Material supplied START

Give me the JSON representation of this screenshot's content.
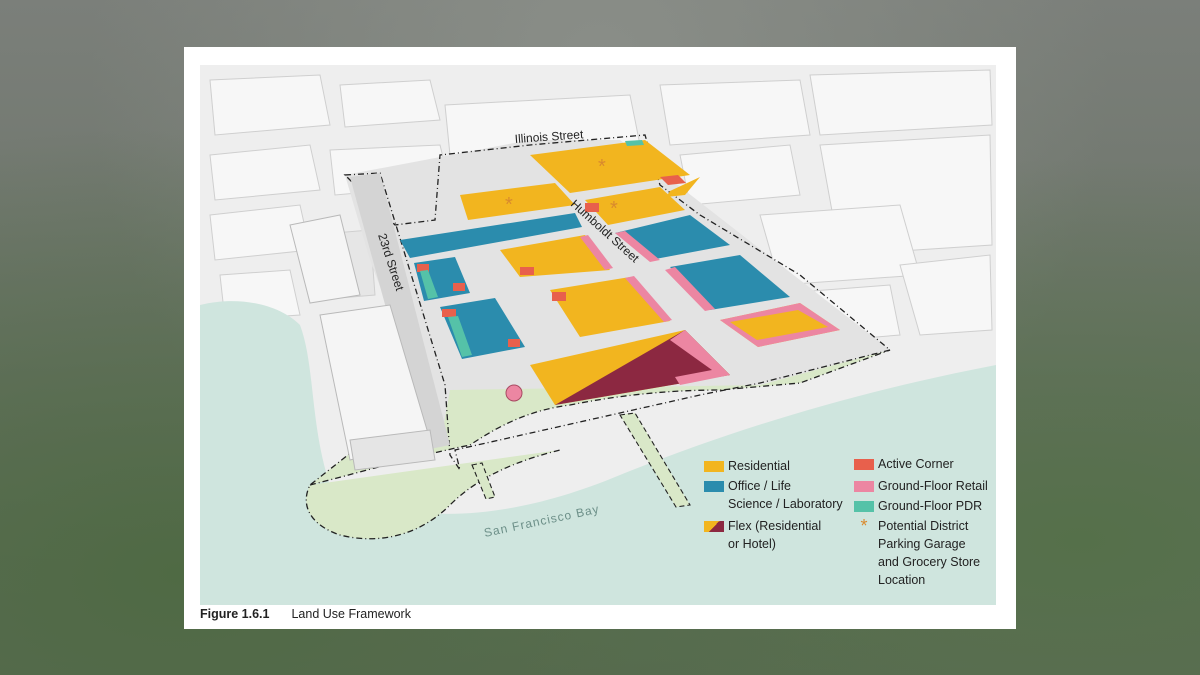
{
  "figure": {
    "number": "Figure 1.6.1",
    "title": "Land Use Framework"
  },
  "map": {
    "streets": {
      "illinois": "Illinois Street",
      "humboldt": "Humboldt Street",
      "twentythird": "23rd Street"
    },
    "water_label": "San Francisco Bay"
  },
  "legend": {
    "residential": "Residential",
    "office": "Office / Life\nScience / Laboratory",
    "flex": "Flex (Residential\nor Hotel)",
    "active_corner": "Active Corner",
    "retail": "Ground-Floor Retail",
    "pdr": "Ground-Floor PDR",
    "garage": "Potential District\nParking Garage\nand Grocery Store\nLocation"
  },
  "colors": {
    "residential": "#f2b51f",
    "office": "#2b8cad",
    "flex_dark": "#8c2841",
    "active_corner": "#e8604c",
    "retail": "#ec86a2",
    "pdr": "#55c2a8",
    "garage_star": "#d98a2e",
    "water": "#cfe5de",
    "park": "#d9e8c8"
  }
}
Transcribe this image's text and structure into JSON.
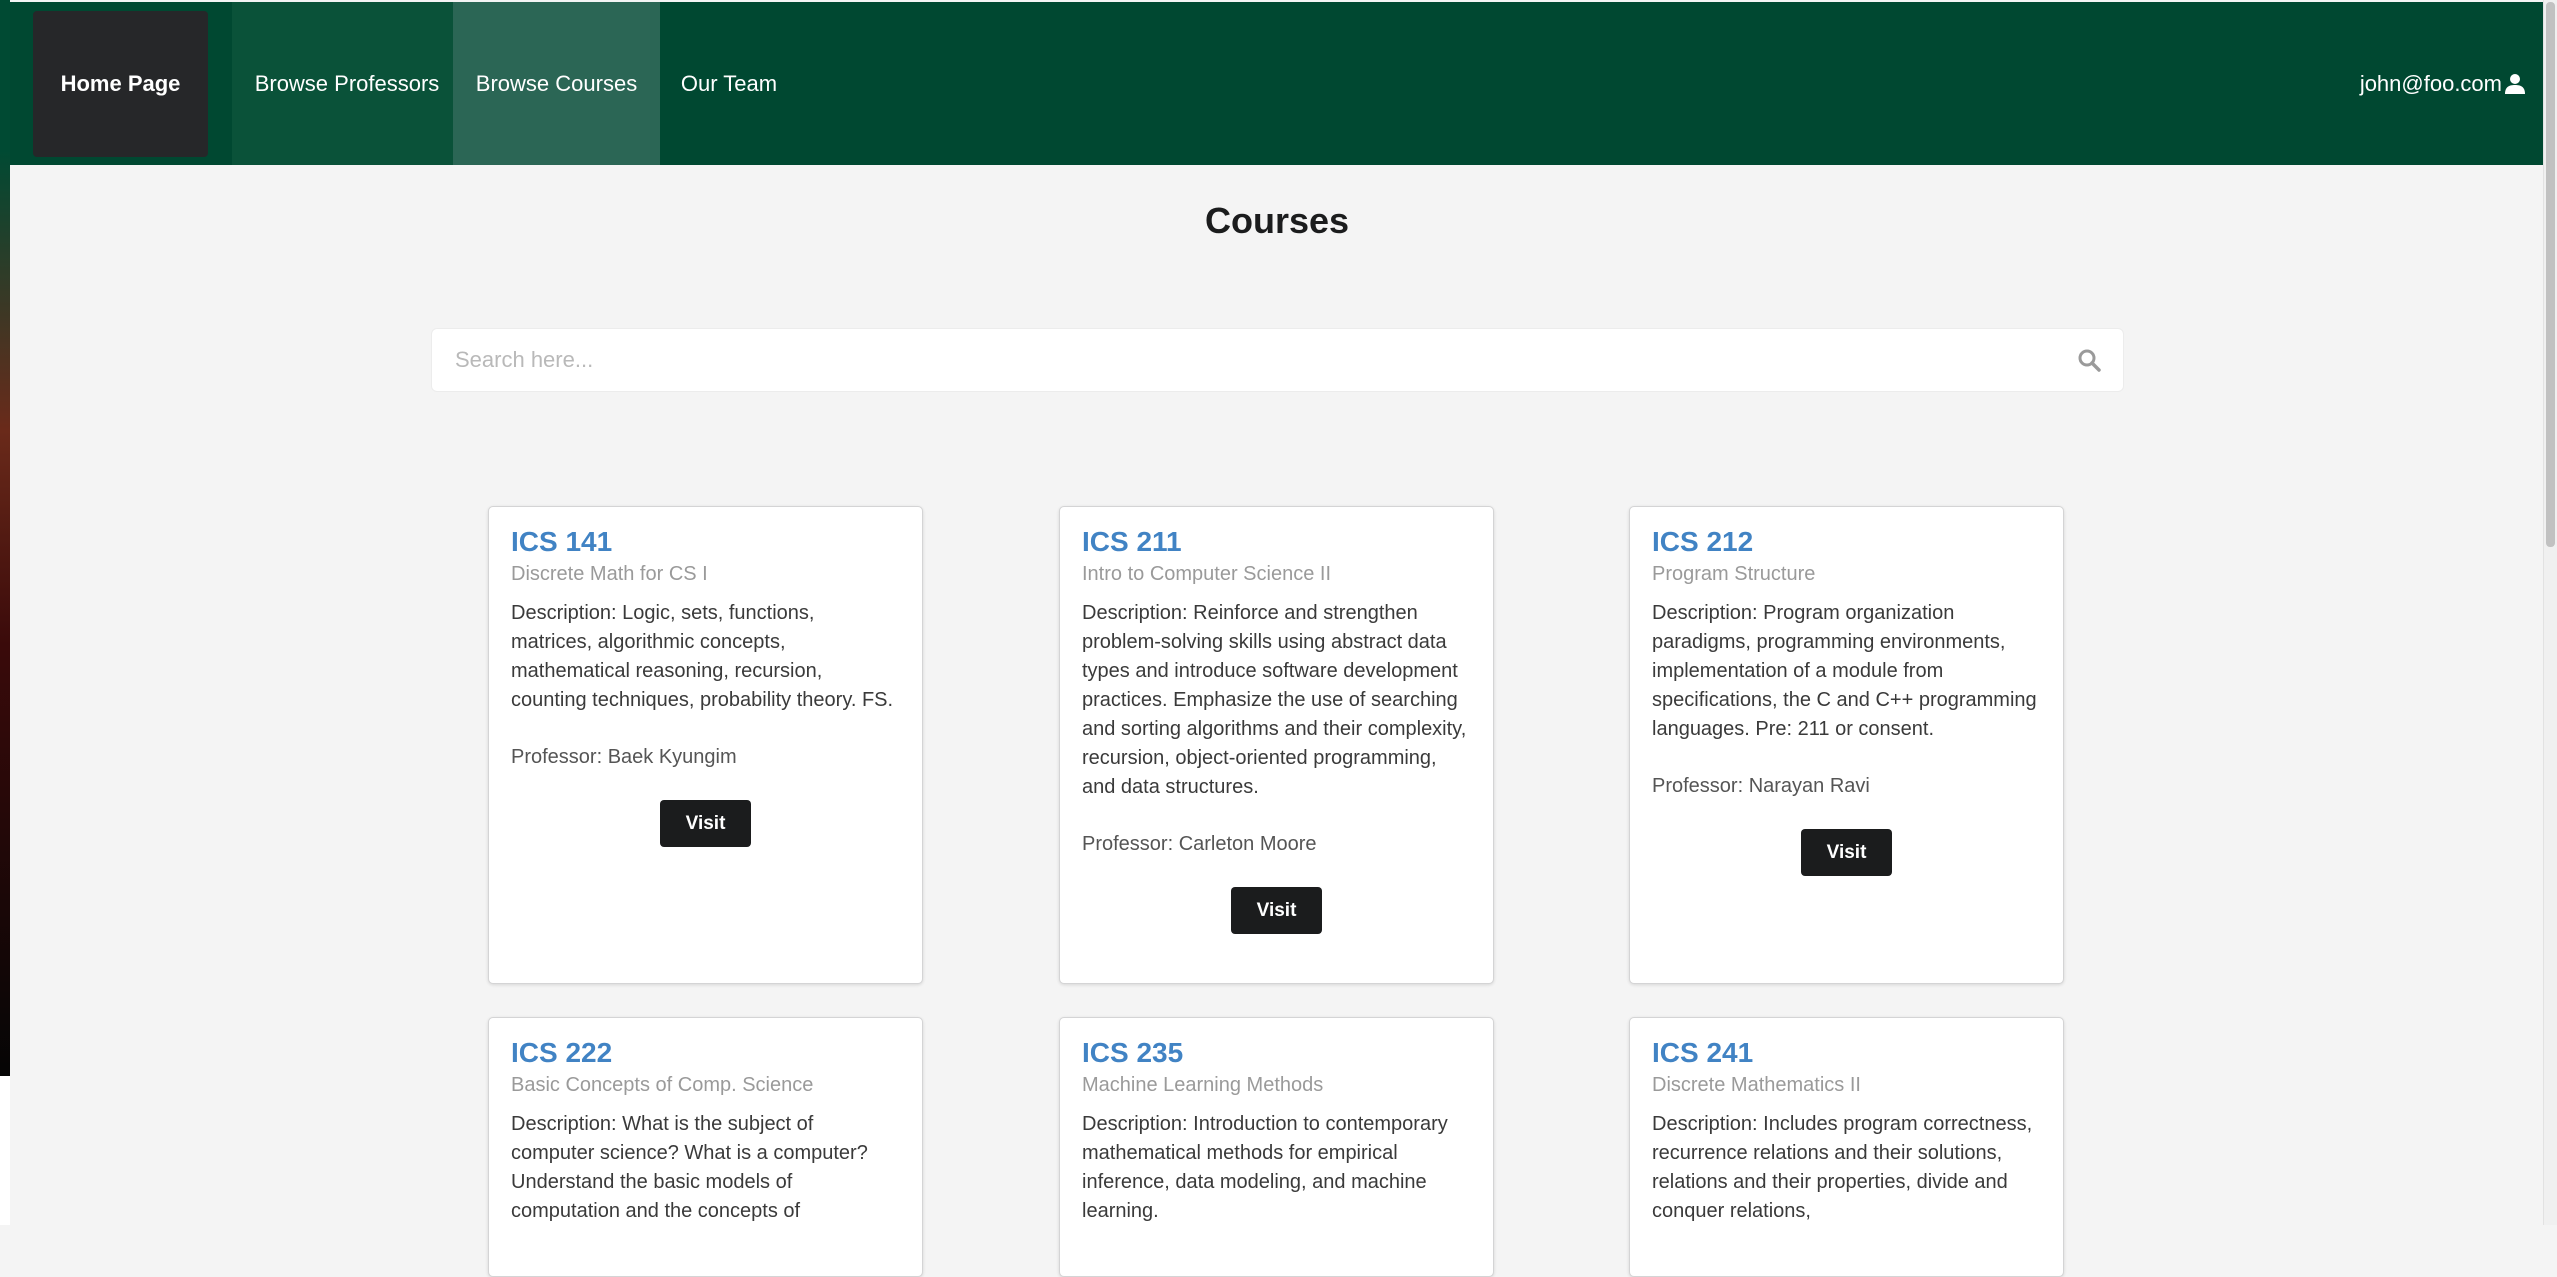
{
  "nav": {
    "home": "Home Page",
    "professors": "Browse Professors",
    "courses": "Browse Courses",
    "team": "Our Team",
    "user": "john@foo.com"
  },
  "page_title": "Courses",
  "search": {
    "placeholder": "Search here...",
    "value": ""
  },
  "courses": [
    {
      "code": "ICS 141",
      "title": "Discrete Math for CS I",
      "description": "Description: Logic, sets, functions, matrices, algorithmic concepts, mathematical reasoning, recursion, counting techniques, probability theory. FS.",
      "professor": "Professor: Baek Kyungim",
      "button": "Visit"
    },
    {
      "code": "ICS 211",
      "title": "Intro to Computer Science II",
      "description": "Description: Reinforce and strengthen problem-solving skills using abstract data types and introduce software development practices. Emphasize the use of searching and sorting algorithms and their complexity, recursion, object-oriented programming, and data structures.",
      "professor": "Professor: Carleton Moore",
      "button": "Visit"
    },
    {
      "code": "ICS 212",
      "title": "Program Structure",
      "description": "Description: Program organization paradigms, programming environments, implementation of a module from specifications, the C and C++ programming languages. Pre: 211 or consent.",
      "professor": "Professor: Narayan Ravi",
      "button": "Visit"
    },
    {
      "code": "ICS 222",
      "title": "Basic Concepts of Comp. Science",
      "description": "Description: What is the subject of computer science? What is a computer? Understand the basic models of computation and the concepts of",
      "professor": "",
      "button": ""
    },
    {
      "code": "ICS 235",
      "title": "Machine Learning Methods",
      "description": "Description: Introduction to contemporary mathematical methods for empirical inference, data modeling, and machine learning.",
      "professor": "",
      "button": ""
    },
    {
      "code": "ICS 241",
      "title": "Discrete Mathematics II",
      "description": "Description: Includes program correctness, recurrence relations and their solutions, relations and their properties, divide and conquer relations,",
      "professor": "",
      "button": ""
    }
  ]
}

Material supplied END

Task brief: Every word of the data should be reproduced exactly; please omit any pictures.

Solution to this exercise:
Give me the JSON representation of this screenshot's content.
{
  "figure": {
    "number": "Figure 1.6.1",
    "title": "Land Use Framework"
  },
  "map": {
    "streets": {
      "illinois": "Illinois Street",
      "humboldt": "Humboldt Street",
      "twentythird": "23rd Street"
    },
    "water_label": "San Francisco Bay"
  },
  "legend": {
    "residential": "Residential",
    "office": "Office / Life\nScience / Laboratory",
    "flex": "Flex (Residential\nor Hotel)",
    "active_corner": "Active Corner",
    "retail": "Ground-Floor Retail",
    "pdr": "Ground-Floor PDR",
    "garage": "Potential District\nParking Garage\nand Grocery Store\nLocation"
  },
  "colors": {
    "residential": "#f2b51f",
    "office": "#2b8cad",
    "flex_dark": "#8c2841",
    "active_corner": "#e8604c",
    "retail": "#ec86a2",
    "pdr": "#55c2a8",
    "garage_star": "#d98a2e",
    "water": "#cfe5de",
    "park": "#d9e8c8"
  }
}
Transcribe this image's text and structure into JSON.
{
  "nav": {
    "home": "Home Page",
    "professors": "Browse Professors",
    "courses": "Browse Courses",
    "team": "Our Team",
    "user": "john@foo.com"
  },
  "page_title": "Courses",
  "search": {
    "placeholder": "Search here...",
    "value": ""
  },
  "courses": [
    {
      "code": "ICS 141",
      "title": "Discrete Math for CS I",
      "description": "Description: Logic, sets, functions, matrices, algorithmic concepts, mathematical reasoning, recursion, counting techniques, probability theory. FS.",
      "professor": "Professor: Baek Kyungim",
      "button": "Visit"
    },
    {
      "code": "ICS 211",
      "title": "Intro to Computer Science II",
      "description": "Description: Reinforce and strengthen problem-solving skills using abstract data types and introduce software development practices. Emphasize the use of searching and sorting algorithms and their complexity, recursion, object-oriented programming, and data structures.",
      "professor": "Professor: Carleton Moore",
      "button": "Visit"
    },
    {
      "code": "ICS 212",
      "title": "Program Structure",
      "description": "Description: Program organization paradigms, programming environments, implementation of a module from specifications, the C and C++ programming languages. Pre: 211 or consent.",
      "professor": "Professor: Narayan Ravi",
      "button": "Visit"
    },
    {
      "code": "ICS 222",
      "title": "Basic Concepts of Comp. Science",
      "description": "Description: What is the subject of computer science? What is a computer? Understand the basic models of computation and the concepts of",
      "professor": "",
      "button": ""
    },
    {
      "code": "ICS 235",
      "title": "Machine Learning Methods",
      "description": "Description: Introduction to contemporary mathematical methods for empirical inference, data modeling, and machine learning.",
      "professor": "",
      "button": ""
    },
    {
      "code": "ICS 241",
      "title": "Discrete Mathematics II",
      "description": "Description: Includes program correctness, recurrence relations and their solutions, relations and their properties, divide and conquer relations,",
      "professor": "",
      "button": ""
    }
  ]
}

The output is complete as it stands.